If the case is brought in the cities of Toronto, Ottawa or Essex County (Windsor), then Rule 75.1.02 of the Rules indicate that the parties must attend to settle their matter with the assistance of a mediator. This is known as Alternative Dispute Resolution. Such a meeting will be reported to the Courts, and documents will need to be filed indicating the successful completion of the mediation. The meeting is also required to take place within 120 days of the filing of the Statement of Defence. Many cases settle out of Court during mediation.
If a resolution was not agreed upon during mediation, the parties can set the matter down for Trial. However, within 90 days of doing so, a Pretrial Conference must be held, where a Judge will assist the parties in arrived at a settlement. The parties are encouraged to make reasonable offers to settle, and if they don’t, or refuse a reasonable offer, this behavior may have consequences in terms of legal costs. Ordinarily, the losing party must pay for everyone’s legal; however, a Judge make any order than is just when determining who must pay the costs of the case.

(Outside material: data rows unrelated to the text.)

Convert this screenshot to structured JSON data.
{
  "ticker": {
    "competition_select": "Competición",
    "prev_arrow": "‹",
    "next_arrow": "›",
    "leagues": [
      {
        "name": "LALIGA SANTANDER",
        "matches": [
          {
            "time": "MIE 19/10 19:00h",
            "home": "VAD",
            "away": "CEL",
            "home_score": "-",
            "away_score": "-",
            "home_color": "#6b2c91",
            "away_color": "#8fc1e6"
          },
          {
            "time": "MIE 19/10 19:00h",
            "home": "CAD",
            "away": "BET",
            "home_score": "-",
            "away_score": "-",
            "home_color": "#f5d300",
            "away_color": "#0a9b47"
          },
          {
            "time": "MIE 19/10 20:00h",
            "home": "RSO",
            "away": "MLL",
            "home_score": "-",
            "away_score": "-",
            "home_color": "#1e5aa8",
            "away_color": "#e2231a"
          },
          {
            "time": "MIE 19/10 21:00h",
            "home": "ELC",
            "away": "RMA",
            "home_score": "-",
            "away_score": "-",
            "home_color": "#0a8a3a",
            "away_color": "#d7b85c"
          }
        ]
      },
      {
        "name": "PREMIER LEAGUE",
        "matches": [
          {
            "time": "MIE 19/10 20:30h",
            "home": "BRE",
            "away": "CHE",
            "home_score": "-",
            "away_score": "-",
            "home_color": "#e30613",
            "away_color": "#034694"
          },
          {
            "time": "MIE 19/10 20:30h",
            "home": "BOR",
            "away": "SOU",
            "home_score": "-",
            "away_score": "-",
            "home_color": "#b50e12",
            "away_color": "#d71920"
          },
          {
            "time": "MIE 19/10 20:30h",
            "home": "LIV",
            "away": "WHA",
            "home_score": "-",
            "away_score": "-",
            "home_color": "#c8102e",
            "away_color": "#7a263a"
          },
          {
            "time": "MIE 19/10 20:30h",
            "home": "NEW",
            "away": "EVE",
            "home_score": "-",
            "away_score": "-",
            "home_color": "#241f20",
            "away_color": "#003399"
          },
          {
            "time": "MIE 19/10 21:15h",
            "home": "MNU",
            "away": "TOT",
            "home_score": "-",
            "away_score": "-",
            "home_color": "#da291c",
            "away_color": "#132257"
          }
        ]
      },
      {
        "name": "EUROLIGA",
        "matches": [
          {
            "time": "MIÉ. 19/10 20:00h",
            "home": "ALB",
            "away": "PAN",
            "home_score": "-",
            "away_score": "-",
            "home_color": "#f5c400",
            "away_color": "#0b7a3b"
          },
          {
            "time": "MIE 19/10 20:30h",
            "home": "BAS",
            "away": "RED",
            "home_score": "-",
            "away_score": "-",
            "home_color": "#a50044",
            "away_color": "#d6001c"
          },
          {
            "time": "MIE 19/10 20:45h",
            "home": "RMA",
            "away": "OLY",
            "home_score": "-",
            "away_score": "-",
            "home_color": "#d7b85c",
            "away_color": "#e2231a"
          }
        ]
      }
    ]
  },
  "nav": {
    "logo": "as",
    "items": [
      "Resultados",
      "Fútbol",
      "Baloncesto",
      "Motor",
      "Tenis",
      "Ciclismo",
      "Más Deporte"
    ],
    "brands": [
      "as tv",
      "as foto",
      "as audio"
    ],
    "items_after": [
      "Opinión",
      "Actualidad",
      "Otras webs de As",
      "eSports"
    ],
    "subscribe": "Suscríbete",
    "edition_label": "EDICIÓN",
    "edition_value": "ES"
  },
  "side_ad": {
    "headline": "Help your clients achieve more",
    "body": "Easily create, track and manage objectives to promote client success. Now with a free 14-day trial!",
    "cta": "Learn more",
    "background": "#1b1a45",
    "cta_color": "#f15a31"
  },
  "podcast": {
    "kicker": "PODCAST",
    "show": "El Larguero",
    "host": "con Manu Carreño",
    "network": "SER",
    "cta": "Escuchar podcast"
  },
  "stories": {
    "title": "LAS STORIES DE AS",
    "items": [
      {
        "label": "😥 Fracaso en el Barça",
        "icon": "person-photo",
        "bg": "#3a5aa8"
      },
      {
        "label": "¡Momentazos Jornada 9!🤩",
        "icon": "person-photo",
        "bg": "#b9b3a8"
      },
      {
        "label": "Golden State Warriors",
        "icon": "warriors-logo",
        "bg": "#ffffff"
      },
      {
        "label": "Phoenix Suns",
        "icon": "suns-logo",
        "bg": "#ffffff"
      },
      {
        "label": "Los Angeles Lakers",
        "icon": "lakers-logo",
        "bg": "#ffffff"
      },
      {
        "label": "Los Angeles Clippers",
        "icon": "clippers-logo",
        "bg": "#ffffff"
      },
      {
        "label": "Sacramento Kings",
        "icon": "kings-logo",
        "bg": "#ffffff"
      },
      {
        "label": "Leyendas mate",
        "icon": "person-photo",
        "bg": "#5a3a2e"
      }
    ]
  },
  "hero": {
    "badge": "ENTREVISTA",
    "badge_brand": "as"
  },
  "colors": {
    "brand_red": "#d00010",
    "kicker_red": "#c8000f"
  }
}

During the trial, the Plaintiff’s lawyer will attempt to prove their case on a balance of probabilities, but he or she does not need to prove the case beyond a reasonable doubt in the way that the Crown must in a Criminal trial. The parties may call witnesses to testify and give evidence, and each party is entitled to cross examine the other party’s witnesses. The completion of this stage usually marks the last major proceeding in a case; however, sometimes a party may wish to appeal the Judge’s decision to the Ontario Court of Appeal (ONCA). However, this is a lengthy process and not all cases are granted leave to appeal or, in other words, the ONCA does not always agree to hear every appeal that is sought.
If your lawyer believes that the trial judge made an error of law, then you might want to consider appealing your case. Depending on the level of court the made the decision, the appeal will either be heard by the “Divisional Court” or the “Court of Appeal”.